_Interface dataset entries_:
****************************************

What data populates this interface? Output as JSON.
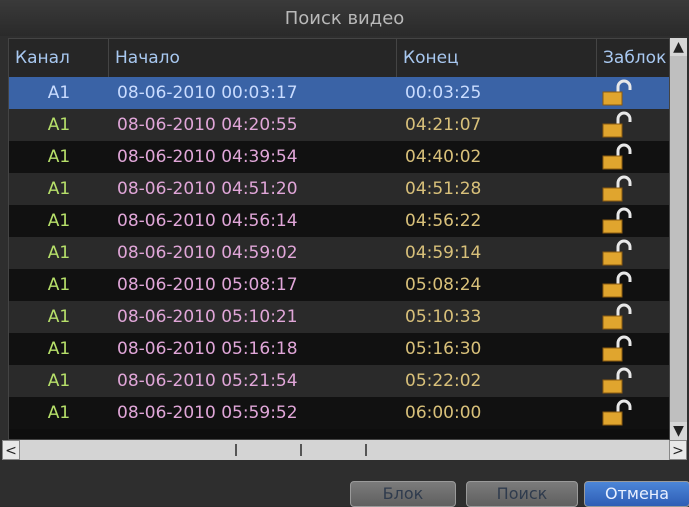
{
  "window": {
    "title": "Поиск видео"
  },
  "table": {
    "columns": [
      "Канал",
      "Начало",
      "Конец",
      "Заблок"
    ],
    "rows": [
      {
        "channel": "A1",
        "start": "08-06-2010 00:03:17",
        "end": "00:03:25"
      },
      {
        "channel": "A1",
        "start": "08-06-2010 04:20:55",
        "end": "04:21:07"
      },
      {
        "channel": "A1",
        "start": "08-06-2010 04:39:54",
        "end": "04:40:02"
      },
      {
        "channel": "A1",
        "start": "08-06-2010 04:51:20",
        "end": "04:51:28"
      },
      {
        "channel": "A1",
        "start": "08-06-2010 04:56:14",
        "end": "04:56:22"
      },
      {
        "channel": "A1",
        "start": "08-06-2010 04:59:02",
        "end": "04:59:14"
      },
      {
        "channel": "A1",
        "start": "08-06-2010 05:08:17",
        "end": "05:08:24"
      },
      {
        "channel": "A1",
        "start": "08-06-2010 05:10:21",
        "end": "05:10:33"
      },
      {
        "channel": "A1",
        "start": "08-06-2010 05:16:18",
        "end": "05:16:30"
      },
      {
        "channel": "A1",
        "start": "08-06-2010 05:21:54",
        "end": "05:22:02"
      },
      {
        "channel": "A1",
        "start": "08-06-2010 05:59:52",
        "end": "06:00:00"
      }
    ],
    "selected_row": 0
  },
  "buttons": {
    "lock": "Блок",
    "search": "Поиск",
    "cancel": "Отмена"
  },
  "icons": {
    "lock": "open-padlock-icon",
    "scroll_up": "▲",
    "scroll_down": "▼",
    "scroll_left": "<",
    "scroll_right": ">"
  },
  "colors": {
    "selected_row": "#3a63a6",
    "channel_text": "#b7e06a",
    "time_text": "#e0a6d8"
  }
}
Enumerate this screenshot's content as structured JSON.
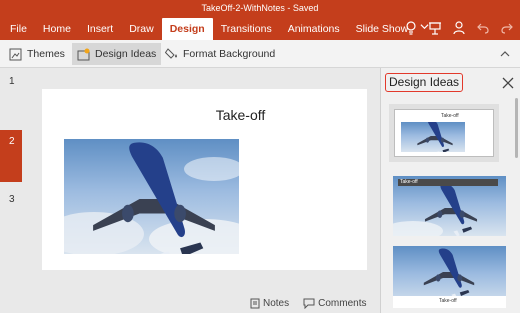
{
  "window": {
    "title": "TakeOff-2-WithNotes - Saved"
  },
  "tabs": [
    {
      "label": "File"
    },
    {
      "label": "Home"
    },
    {
      "label": "Insert"
    },
    {
      "label": "Draw"
    },
    {
      "label": "Design",
      "active": true
    },
    {
      "label": "Transitions"
    },
    {
      "label": "Animations"
    },
    {
      "label": "Slide Show"
    }
  ],
  "top_icons": [
    "lightbulb-icon",
    "presenter-icon",
    "account-icon",
    "undo-icon",
    "redo-icon"
  ],
  "ribbon": {
    "themes_label": "Themes",
    "design_ideas_label": "Design Ideas",
    "format_background_label": "Format Background"
  },
  "thumbnails": {
    "numbers": [
      "1",
      "2",
      "3"
    ],
    "selected": "2"
  },
  "slide": {
    "title": "Take-off"
  },
  "status": {
    "notes_label": "Notes",
    "comments_label": "Comments"
  },
  "pane": {
    "title": "Design Ideas",
    "designs": [
      {
        "title": "Take-off",
        "selected": true
      },
      {
        "title": "Take-off"
      },
      {
        "title": "Take-off"
      }
    ]
  },
  "colors": {
    "accent": "#c43e1c",
    "highlight": "#e2392b"
  }
}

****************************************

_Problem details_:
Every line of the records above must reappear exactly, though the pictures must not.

_Task response_:
What data populates this interface? Output as JSON.
{
  "window": {
    "title": "Поиск видео"
  },
  "table": {
    "columns": [
      "Канал",
      "Начало",
      "Конец",
      "Заблок"
    ],
    "rows": [
      {
        "channel": "A1",
        "start": "08-06-2010 00:03:17",
        "end": "00:03:25"
      },
      {
        "channel": "A1",
        "start": "08-06-2010 04:20:55",
        "end": "04:21:07"
      },
      {
        "channel": "A1",
        "start": "08-06-2010 04:39:54",
        "end": "04:40:02"
      },
      {
        "channel": "A1",
        "start": "08-06-2010 04:51:20",
        "end": "04:51:28"
      },
      {
        "channel": "A1",
        "start": "08-06-2010 04:56:14",
        "end": "04:56:22"
      },
      {
        "channel": "A1",
        "start": "08-06-2010 04:59:02",
        "end": "04:59:14"
      },
      {
        "channel": "A1",
        "start": "08-06-2010 05:08:17",
        "end": "05:08:24"
      },
      {
        "channel": "A1",
        "start": "08-06-2010 05:10:21",
        "end": "05:10:33"
      },
      {
        "channel": "A1",
        "start": "08-06-2010 05:16:18",
        "end": "05:16:30"
      },
      {
        "channel": "A1",
        "start": "08-06-2010 05:21:54",
        "end": "05:22:02"
      },
      {
        "channel": "A1",
        "start": "08-06-2010 05:59:52",
        "end": "06:00:00"
      }
    ],
    "selected_row": 0
  },
  "buttons": {
    "lock": "Блок",
    "search": "Поиск",
    "cancel": "Отмена"
  },
  "icons": {
    "lock": "open-padlock-icon",
    "scroll_up": "▲",
    "scroll_down": "▼",
    "scroll_left": "<",
    "scroll_right": ">"
  },
  "colors": {
    "selected_row": "#3a63a6",
    "channel_text": "#b7e06a",
    "time_text": "#e0a6d8"
  }
}
Enumerate this screenshot's content as structured JSON.
{
  "window": {
    "title": "TakeOff-2-WithNotes - Saved"
  },
  "tabs": [
    {
      "label": "File"
    },
    {
      "label": "Home"
    },
    {
      "label": "Insert"
    },
    {
      "label": "Draw"
    },
    {
      "label": "Design",
      "active": true
    },
    {
      "label": "Transitions"
    },
    {
      "label": "Animations"
    },
    {
      "label": "Slide Show"
    }
  ],
  "top_icons": [
    "lightbulb-icon",
    "presenter-icon",
    "account-icon",
    "undo-icon",
    "redo-icon"
  ],
  "ribbon": {
    "themes_label": "Themes",
    "design_ideas_label": "Design Ideas",
    "format_background_label": "Format Background"
  },
  "thumbnails": {
    "numbers": [
      "1",
      "2",
      "3"
    ],
    "selected": "2"
  },
  "slide": {
    "title": "Take-off"
  },
  "status": {
    "notes_label": "Notes",
    "comments_label": "Comments"
  },
  "pane": {
    "title": "Design Ideas",
    "designs": [
      {
        "title": "Take-off",
        "selected": true
      },
      {
        "title": "Take-off"
      },
      {
        "title": "Take-off"
      }
    ]
  },
  "colors": {
    "accent": "#c43e1c",
    "highlight": "#e2392b"
  }
}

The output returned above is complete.